February issue: Creative ROI

You can put your calculators down now, the math is over.

You can put your calculators down now, the math is over. Leo Burnett’s Judy John and Israel Diaz (who recently announced he’ll be leaving the agency) took the top two spots in strategy‘s Creative Report Card, amassing the biggest national and international awards haul of all Canadian creative directors. Leo’s Anthony Chelvanathan and Steve Persico also topped the art and copy tallies, largely on the merits of ‘Share Our Billboard’ for second-ranked advertiser James Ready.

We added a national show to the Card this year, acknowledging the CMA Awards’ recent Cannes-esque format change honouring a broad swathe of disciplines, which may have helped non-regionals a tad. However, it’s on the international stage that Leo really cleaned up; it was the top Canadian agency on The Big Won tally (a Gunn-style report that tallies global awards shows spanning all disciplines).

The top advertiser for 2009 was P&G, largely for the advertising behind its Gain, Cheer and Febreze brands. In an interview about the work that led to victory, Gord Meyer, the marketer behind most of the creative, commented on the attitude shift within P&G towards external creative recognition, saying that there was a time in the company’s history when awards weren’t considered important, but now describes them as ‘really important.’

Beyond the team motivation, one of the oldest benefits of award-show domination – stacks of resumes – remains a big payoff. As per P&G president Tim Penner: ‘Participating in and winning external awards is one way we are trying to invite the very best talent in the industry to want to work on our business.’

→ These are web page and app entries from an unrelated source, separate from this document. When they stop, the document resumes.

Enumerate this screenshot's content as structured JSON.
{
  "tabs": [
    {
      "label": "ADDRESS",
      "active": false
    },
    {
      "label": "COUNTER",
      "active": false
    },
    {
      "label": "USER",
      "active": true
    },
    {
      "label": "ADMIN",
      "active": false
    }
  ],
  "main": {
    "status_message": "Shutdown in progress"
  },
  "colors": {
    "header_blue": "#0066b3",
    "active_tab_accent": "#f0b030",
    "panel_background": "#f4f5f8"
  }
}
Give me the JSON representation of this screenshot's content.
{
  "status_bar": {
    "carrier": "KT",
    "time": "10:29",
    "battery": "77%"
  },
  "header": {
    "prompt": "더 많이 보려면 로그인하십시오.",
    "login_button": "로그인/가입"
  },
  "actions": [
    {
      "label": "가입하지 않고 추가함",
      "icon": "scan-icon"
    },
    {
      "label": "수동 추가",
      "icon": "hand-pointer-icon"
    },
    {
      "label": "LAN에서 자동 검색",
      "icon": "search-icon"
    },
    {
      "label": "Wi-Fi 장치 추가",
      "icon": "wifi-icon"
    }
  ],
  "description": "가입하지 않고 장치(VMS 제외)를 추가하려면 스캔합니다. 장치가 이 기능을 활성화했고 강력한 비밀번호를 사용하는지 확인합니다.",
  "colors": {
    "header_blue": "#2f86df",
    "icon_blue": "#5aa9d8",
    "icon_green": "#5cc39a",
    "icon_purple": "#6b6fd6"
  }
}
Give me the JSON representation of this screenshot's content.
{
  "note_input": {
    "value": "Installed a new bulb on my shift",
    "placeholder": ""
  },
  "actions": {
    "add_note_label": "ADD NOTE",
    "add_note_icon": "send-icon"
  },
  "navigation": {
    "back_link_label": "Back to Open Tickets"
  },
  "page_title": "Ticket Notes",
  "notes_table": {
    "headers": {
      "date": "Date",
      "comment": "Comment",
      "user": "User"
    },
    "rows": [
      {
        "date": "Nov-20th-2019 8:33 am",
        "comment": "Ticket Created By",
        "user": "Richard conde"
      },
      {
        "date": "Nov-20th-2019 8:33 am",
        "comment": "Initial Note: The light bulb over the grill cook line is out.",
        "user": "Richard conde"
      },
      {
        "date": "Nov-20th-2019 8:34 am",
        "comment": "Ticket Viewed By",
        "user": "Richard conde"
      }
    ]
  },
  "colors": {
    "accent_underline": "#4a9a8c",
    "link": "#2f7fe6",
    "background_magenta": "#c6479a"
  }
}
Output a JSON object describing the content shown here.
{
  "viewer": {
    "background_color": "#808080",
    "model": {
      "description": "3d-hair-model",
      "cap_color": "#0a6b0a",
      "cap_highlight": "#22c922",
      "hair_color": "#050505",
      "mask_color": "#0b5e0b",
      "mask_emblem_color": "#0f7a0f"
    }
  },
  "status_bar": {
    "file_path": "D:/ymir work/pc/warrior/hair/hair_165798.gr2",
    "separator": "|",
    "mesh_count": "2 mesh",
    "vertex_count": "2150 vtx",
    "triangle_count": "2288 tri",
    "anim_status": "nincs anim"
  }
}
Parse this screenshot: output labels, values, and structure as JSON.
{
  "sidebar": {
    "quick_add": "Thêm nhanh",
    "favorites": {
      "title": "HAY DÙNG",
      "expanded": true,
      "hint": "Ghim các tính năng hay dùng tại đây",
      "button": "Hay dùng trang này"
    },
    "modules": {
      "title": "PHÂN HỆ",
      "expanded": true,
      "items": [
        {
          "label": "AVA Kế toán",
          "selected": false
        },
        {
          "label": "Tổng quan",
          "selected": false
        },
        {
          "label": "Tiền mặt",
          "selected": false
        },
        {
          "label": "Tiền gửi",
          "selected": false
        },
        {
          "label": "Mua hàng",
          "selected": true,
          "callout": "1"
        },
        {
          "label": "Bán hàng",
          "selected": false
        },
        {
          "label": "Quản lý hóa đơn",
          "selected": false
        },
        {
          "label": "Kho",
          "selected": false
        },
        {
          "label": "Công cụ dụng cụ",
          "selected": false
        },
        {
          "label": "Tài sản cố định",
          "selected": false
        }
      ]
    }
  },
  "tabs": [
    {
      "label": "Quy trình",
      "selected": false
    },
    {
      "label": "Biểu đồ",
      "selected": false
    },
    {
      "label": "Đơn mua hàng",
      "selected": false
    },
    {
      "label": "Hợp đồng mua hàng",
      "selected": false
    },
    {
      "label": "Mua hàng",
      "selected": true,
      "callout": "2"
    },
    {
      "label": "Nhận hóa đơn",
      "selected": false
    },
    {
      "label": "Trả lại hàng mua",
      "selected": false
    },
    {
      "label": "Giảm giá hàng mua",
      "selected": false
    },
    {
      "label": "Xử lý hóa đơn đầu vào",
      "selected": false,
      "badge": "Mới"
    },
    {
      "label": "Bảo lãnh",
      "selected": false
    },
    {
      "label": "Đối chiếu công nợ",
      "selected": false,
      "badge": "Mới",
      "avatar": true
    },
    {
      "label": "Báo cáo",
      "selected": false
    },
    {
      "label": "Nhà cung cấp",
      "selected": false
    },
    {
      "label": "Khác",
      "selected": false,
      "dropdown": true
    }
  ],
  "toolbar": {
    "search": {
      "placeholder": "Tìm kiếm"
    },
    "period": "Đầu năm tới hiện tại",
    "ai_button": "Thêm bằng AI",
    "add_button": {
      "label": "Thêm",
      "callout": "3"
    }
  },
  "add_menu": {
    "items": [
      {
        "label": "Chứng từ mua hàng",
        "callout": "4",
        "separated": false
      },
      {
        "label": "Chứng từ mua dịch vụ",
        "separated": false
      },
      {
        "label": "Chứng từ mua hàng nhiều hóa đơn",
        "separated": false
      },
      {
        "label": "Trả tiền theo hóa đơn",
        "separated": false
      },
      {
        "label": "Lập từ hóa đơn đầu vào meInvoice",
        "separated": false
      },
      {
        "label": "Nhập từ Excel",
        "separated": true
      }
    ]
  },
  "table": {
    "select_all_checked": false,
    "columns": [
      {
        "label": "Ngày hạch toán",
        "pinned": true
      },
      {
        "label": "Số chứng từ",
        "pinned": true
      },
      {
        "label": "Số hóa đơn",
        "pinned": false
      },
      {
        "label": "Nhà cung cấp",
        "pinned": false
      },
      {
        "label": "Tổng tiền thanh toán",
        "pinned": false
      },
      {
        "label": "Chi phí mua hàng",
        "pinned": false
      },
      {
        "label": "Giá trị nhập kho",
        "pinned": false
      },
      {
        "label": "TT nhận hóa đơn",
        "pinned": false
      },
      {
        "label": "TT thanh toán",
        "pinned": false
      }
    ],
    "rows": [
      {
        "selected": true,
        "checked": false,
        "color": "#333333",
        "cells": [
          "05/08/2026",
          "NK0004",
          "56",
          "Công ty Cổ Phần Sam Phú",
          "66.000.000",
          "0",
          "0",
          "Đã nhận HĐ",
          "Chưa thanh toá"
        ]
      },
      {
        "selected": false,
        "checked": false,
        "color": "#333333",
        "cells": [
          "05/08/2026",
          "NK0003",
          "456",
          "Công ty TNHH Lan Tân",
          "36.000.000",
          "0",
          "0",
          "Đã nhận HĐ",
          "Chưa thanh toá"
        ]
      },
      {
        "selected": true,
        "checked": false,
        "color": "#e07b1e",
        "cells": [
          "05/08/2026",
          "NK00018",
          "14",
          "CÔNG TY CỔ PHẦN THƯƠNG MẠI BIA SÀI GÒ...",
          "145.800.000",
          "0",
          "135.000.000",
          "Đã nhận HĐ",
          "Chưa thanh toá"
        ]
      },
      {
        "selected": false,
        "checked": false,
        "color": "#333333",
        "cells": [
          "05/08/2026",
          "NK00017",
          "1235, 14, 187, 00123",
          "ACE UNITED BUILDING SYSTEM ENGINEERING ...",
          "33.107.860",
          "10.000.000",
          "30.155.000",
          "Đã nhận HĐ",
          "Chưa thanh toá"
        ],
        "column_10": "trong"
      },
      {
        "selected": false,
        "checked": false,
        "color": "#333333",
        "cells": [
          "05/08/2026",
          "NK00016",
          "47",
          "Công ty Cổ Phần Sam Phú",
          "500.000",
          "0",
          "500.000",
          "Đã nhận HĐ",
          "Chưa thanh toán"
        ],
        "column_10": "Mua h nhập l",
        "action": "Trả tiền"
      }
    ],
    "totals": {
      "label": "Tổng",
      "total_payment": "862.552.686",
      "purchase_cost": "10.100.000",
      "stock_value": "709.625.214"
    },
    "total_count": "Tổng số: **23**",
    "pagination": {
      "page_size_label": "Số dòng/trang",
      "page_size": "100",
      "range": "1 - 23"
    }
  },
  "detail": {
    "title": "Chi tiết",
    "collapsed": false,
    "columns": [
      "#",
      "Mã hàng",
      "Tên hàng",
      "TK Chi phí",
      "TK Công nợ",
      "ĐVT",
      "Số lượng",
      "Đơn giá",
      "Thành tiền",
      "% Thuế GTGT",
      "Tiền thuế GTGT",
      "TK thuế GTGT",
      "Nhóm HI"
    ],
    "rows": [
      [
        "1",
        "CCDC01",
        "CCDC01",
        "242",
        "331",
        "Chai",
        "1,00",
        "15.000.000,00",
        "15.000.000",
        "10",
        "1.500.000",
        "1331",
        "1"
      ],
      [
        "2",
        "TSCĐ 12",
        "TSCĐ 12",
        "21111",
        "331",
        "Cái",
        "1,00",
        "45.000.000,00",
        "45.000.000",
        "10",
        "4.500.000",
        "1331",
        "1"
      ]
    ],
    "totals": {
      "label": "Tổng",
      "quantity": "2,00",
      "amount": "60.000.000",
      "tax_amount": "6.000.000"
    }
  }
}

Attracting business to the talent is a newer dividend. Leo Burnett president David Moore says he’s always viewed awards primarily as an HR tool versus a new business tool, however, ‘increasingly I am finding that clients are now recognizing awards as an indicator of where good talent resides. For the first time, in this past year we have seen client RFPs that are asking for award-show track record.’

Which leads to the evolving nature of the creative within our Creative Report Card. Not all that long ago, the work that took home the medals was breathtaking, funny, slick or outrageous, and relevance to the consumer relationship with the brand was not as big a priority as huge production values. Beer ads did well. But over the last decade, as ‘relevance,’ ‘connection’ and ‘engagement’ became the bywords, criteria changed, and marketers prone to snort derisively over ‘it won an award’ are now the minority.

Now juries ask ‘what was the insight?’ and ‘did it deliver?’ What’s recognized as great creative are bespoke concepts derived from unique insights, with the insight being the most crucial element to craft (read Craig Redmond’s rant on that subject on p. 44). That’s why the James Ready and Gain work by Leo B fared so well – they tapped into the relevance of UGC without losing control of the messaging, therefore managing to still deliver on the original insight.

Although the primary judging criteria remain at opposite ends of the spectrum, many ‘creative’ award shows are creeping closer to the CASSIES remit (some Cannes jury presidents gave directions to recognize work that delivered last year), no doubt contributing to the growing respect for awards on the brand side. And while the CASSIES award effectiveness, creativity is inherent in each step of the ROI journey from mining insights to Machiavellian solutions, and likely why it’s considered the most prized award for both marketing and agency execs.

To bone up on the insights behind the Canadian campaigns that won the most regional, national and global awards, turn to p. 27. Hopefully you’ll pick up a thing or two to improve your Creative Report Card marks next year, now that they count for more.

Cheers, mm
Mary Maddever, exec editor, strategy, Media in Canada and stimulant

P.s. For those who won’t be able to make it to the CASSIES on Jan. 28, we’ll have a limited supply of the digest version of the awards guide available on USB keys. If you want one, be in touch. And for everyone else, check out the full cases on the ICA site.

View the entire February 2010 issue of strategy